An Alleyway between Houses

Attributed to Théodore Rousseau French

Not on view

This work is highly unusual in the landscape painter’s graphic oeuvre; there is only one other known drawing by the artist squared for transfer. Rousseau made drawings to record the topography of sites he visited, but they rarely correspond directly with finished paintings.
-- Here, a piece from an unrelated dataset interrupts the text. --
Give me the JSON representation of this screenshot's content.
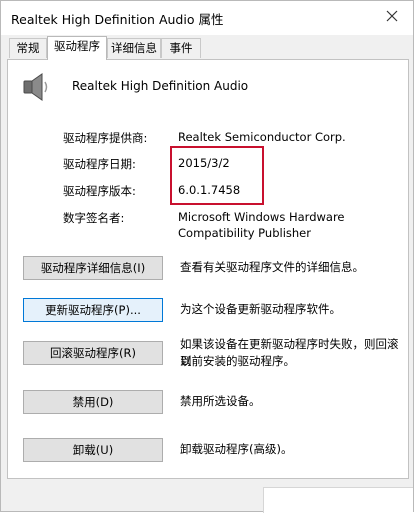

The inscription "Bourron" likely refers to Bourron-Marlotte, a village south of the Fontainebleau forest, a site popular with other early Barbizon painters including Camille Corot (1796–1875) and Caruelle d’Aligny (1798–1871). The sparse linearity with which Rousseau describes the stone surfaces of this cobbled alleyway represents a graphic approach favored by the artist in the later decades of his career.

An Alleyway between Houses, Attributed to Théodore Rousseau (French, Paris 1812–1867 Barbizon), Pen and ink over graphite, squared in graphite

Due to rights restrictions, this image cannot be enlarged, viewed at full screen, or downloaded.

Open Access

As part of the Met's Open Access policy, you can freely copy, modify and distribute this image, even for commercial purposes.


Public domain data for this object can also be accessed using the Met's Open Access API.